Government blames state of roads in Malawi on corruption
Minister of Transport and Public Works Jacob Hara has lamented corruption in the construction industry, which he claims is one of the contributing factors to poor infrastructure in the country.
His remarks come at a time several roads in the country have been damaged either due to natural disasters or worn out a few years after being constructed.
Following tropical storms Ana and Gombe, most roads in the country, particularly those in the Lower Shire, have been severely damaged, a development which has been raising concerns about the standards that government approves.
But there are several other roads too that are in a bad state regardless that they were not affected by the cyclones.
Speaking in an interview Friday, Hara said while there is a lot at play in terms of the conditions of roads in Malawi, most contractors cut corners, which compromise the quality of work on the projects.

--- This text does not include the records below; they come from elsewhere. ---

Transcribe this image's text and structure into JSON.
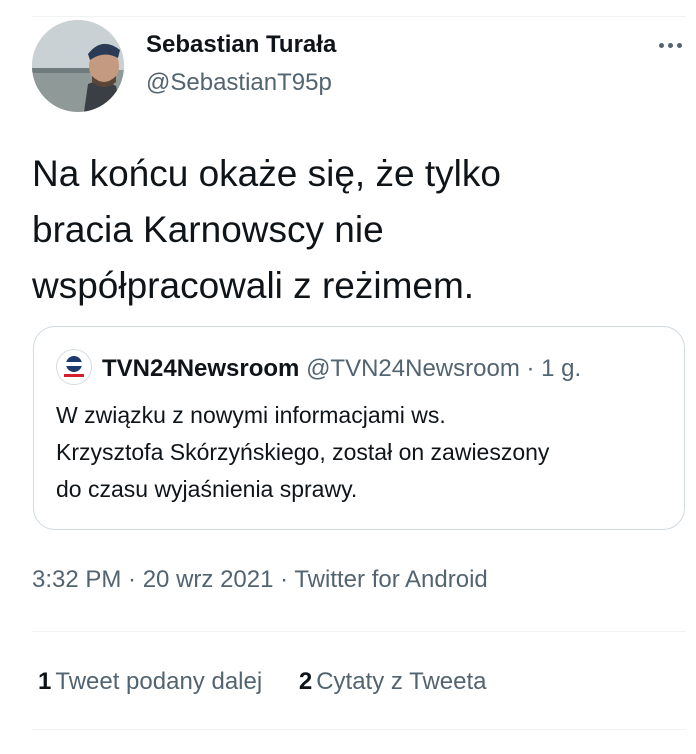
{
  "author": {
    "name": "Sebastian Turała",
    "handle": "@SebastianT95p"
  },
  "tweet": {
    "lines": [
      "Na końcu okaże się, że tylko",
      "bracia Karnowscy nie",
      "współpracowali z reżimem."
    ]
  },
  "quoted": {
    "name": "TVN24Newsroom",
    "handle": "@TVN24Newsroom",
    "separator": "·",
    "time": "1 g.",
    "lines": [
      "W związku z nowymi informacjami ws.",
      "Krzysztofa Skórzyńskiego, został on zawieszony",
      "do czasu wyjaśnienia sprawy."
    ]
  },
  "meta": {
    "text": "3:32 PM · 20 wrz 2021 · Twitter for Android"
  },
  "stats": {
    "retweets_count": "1",
    "retweets_label": "Tweet podany dalej",
    "quotes_count": "2",
    "quotes_label": "Cytaty z Tweeta"
  },
  "icons": {
    "more": "more-horizontal-icon",
    "avatar": "user-avatar",
    "quoted_avatar": "tvn24-logo"
  },
  "colors": {
    "text": "#0f1419",
    "secondary": "#536471",
    "border": "#cfd9de",
    "divider": "#eff3f4"
  }
}
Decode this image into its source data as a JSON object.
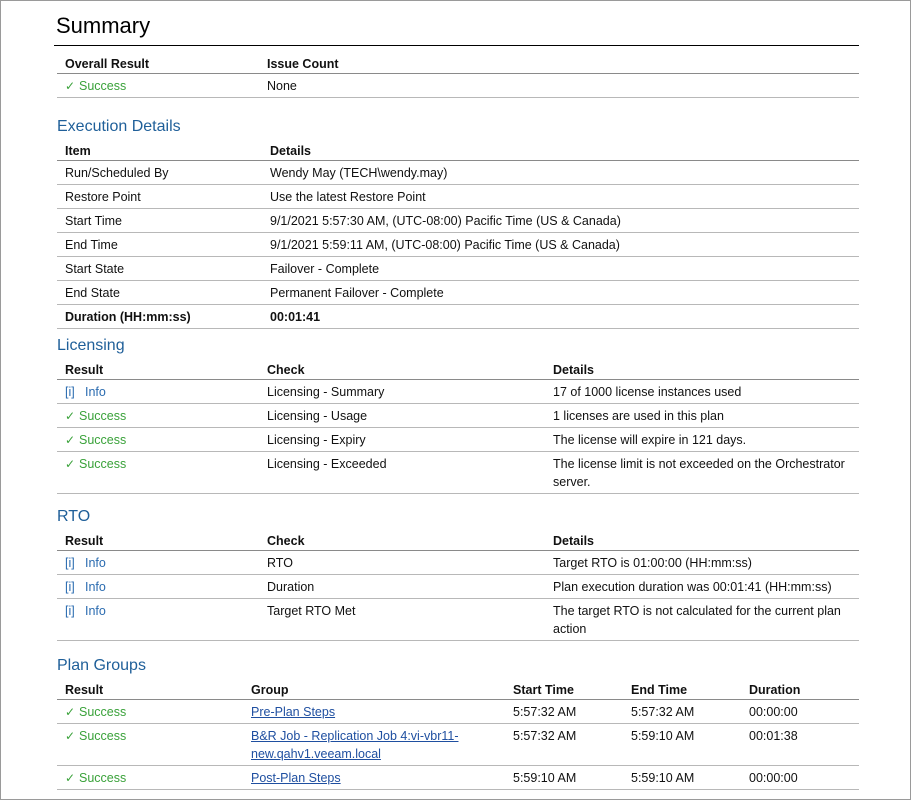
{
  "summary": {
    "title": "Summary",
    "headers": [
      "Overall Result",
      "Issue Count"
    ],
    "row": {
      "result_icon": "✓",
      "result": "Success",
      "issue_count": "None"
    }
  },
  "execution": {
    "title": "Execution Details",
    "headers": [
      "Item",
      "Details"
    ],
    "rows": [
      {
        "item": "Run/Scheduled By",
        "details": "Wendy May (TECH\\wendy.may)"
      },
      {
        "item": "Restore Point",
        "details": "Use the latest Restore Point"
      },
      {
        "item": "Start Time",
        "details": "9/1/2021 5:57:30 AM, (UTC-08:00) Pacific Time (US & Canada)"
      },
      {
        "item": "End Time",
        "details": "9/1/2021 5:59:11 AM, (UTC-08:00) Pacific Time (US & Canada)"
      },
      {
        "item": "Start State",
        "details": "Failover - Complete"
      },
      {
        "item": "End State",
        "details": "Permanent Failover - Complete"
      },
      {
        "item": "Duration (HH:mm:ss)",
        "details": "00:01:41"
      }
    ]
  },
  "licensing": {
    "title": "Licensing",
    "headers": [
      "Result",
      "Check",
      "Details"
    ],
    "rows": [
      {
        "icon": "[i]",
        "result": "Info",
        "check": "Licensing - Summary",
        "details": "17 of 1000 license instances used"
      },
      {
        "icon": "✓",
        "result": "Success",
        "check": "Licensing - Usage",
        "details": "1 licenses are used in this plan"
      },
      {
        "icon": "✓",
        "result": "Success",
        "check": "Licensing - Expiry",
        "details": "The license will expire in 121 days."
      },
      {
        "icon": "✓",
        "result": "Success",
        "check": "Licensing - Exceeded",
        "details": "The license limit is not exceeded on the Orchestrator server."
      }
    ]
  },
  "rto": {
    "title": "RTO",
    "headers": [
      "Result",
      "Check",
      "Details"
    ],
    "rows": [
      {
        "icon": "[i]",
        "result": "Info",
        "check": "RTO",
        "details": "Target RTO is 01:00:00 (HH:mm:ss)"
      },
      {
        "icon": "[i]",
        "result": "Info",
        "check": "Duration",
        "details": "Plan execution duration was 00:01:41 (HH:mm:ss)"
      },
      {
        "icon": "[i]",
        "result": "Info",
        "check": "Target RTO Met",
        "details": "The target RTO is not calculated for the current plan action"
      }
    ]
  },
  "plan_groups": {
    "title": "Plan Groups",
    "headers": [
      "Result",
      "Group",
      "Start Time",
      "End Time",
      "Duration"
    ],
    "rows": [
      {
        "icon": "✓",
        "result": "Success",
        "group": "Pre-Plan Steps",
        "start": "5:57:32 AM",
        "end": "5:57:32 AM",
        "duration": "00:00:00"
      },
      {
        "icon": "✓",
        "result": "Success",
        "group": "B&R Job - Replication Job 4:vi-vbr11-new.qahv1.veeam.local",
        "start": "5:57:32 AM",
        "end": "5:59:10 AM",
        "duration": "00:01:38"
      },
      {
        "icon": "✓",
        "result": "Success",
        "group": "Post-Plan Steps",
        "start": "5:59:10 AM",
        "end": "5:59:10 AM",
        "duration": "00:00:00"
      }
    ]
  },
  "colors": {
    "success": "#3aa23a",
    "info": "#2a6bb0",
    "section_title": "#1f5f99",
    "link": "#1f4fa0"
  }
}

“The conventional roads are supposed to be 20-year designs so a good road with proper maintenance is supposed to last 20 years before it develops potholes and the like. A good example is the M1 road between Kasungu and Mzuzu. That road was constructed 20 years ago and it has withstood the test of time. The only difference is that it has not been maintained and the edges are eaten up. The point I want to make is that a road is supposed to have that type of design.
“However, there are two things that happen; sometimes it is the designers themselves that cut corners. They do not do some tests and sometimes they use experience which probably does not match the conditions of the road.
“Sometimes, it is probably the contractor that cut corners because of corruption and that compromises on the work of the road. In the end we have a road that is not strong enough so that is what usually happens. It is usually corruption; that is why our roads are not in good shape. Of course, sometimes it is the natural occurrences,” he said.
One of the trending pictures in the past few weeks has been that of damage on the M1 Road at Kammwamba in Neno which led to a truck being stuck.
In an interview with Malawi News on Thursday, Group Village Somisomi of Traditional Authority Symon said during this rainy season alone, the road has been extensively damaged for not less than four times.
“This is a crucial road. It connects people between Lilongwe and Blantyre and several other places along the way. Such damages are death traps to people. We know that poor roads usually lead to accidents. And we have witnessed so many accidents along this road.
“You would almost think that the government pays a blind eye because these roads leave a lot to be desired. A lot of them are death traps,” he said.
However, Hara said currently the government is working with the World Bank to develop a system so that the infrastructure built in the country is resilient.
“What happens is that we have regional teams at Roads Authority who drive around for road inspections. That is how we identify problems. But that is not the right way of doing it because they are supposed to have machines to detect the problems.
“However, we are working on a plan with the World Bank. We want to develop some kind of design so that we have resilience in our infrastructure so that we know that once we do a bridge, we have done it once and for all,” he said.
In the wake of damage to roads and other infrastructure in some parts of the country, it has emerged that Malawi does not have its own sets of National Building Code and National Construction Code.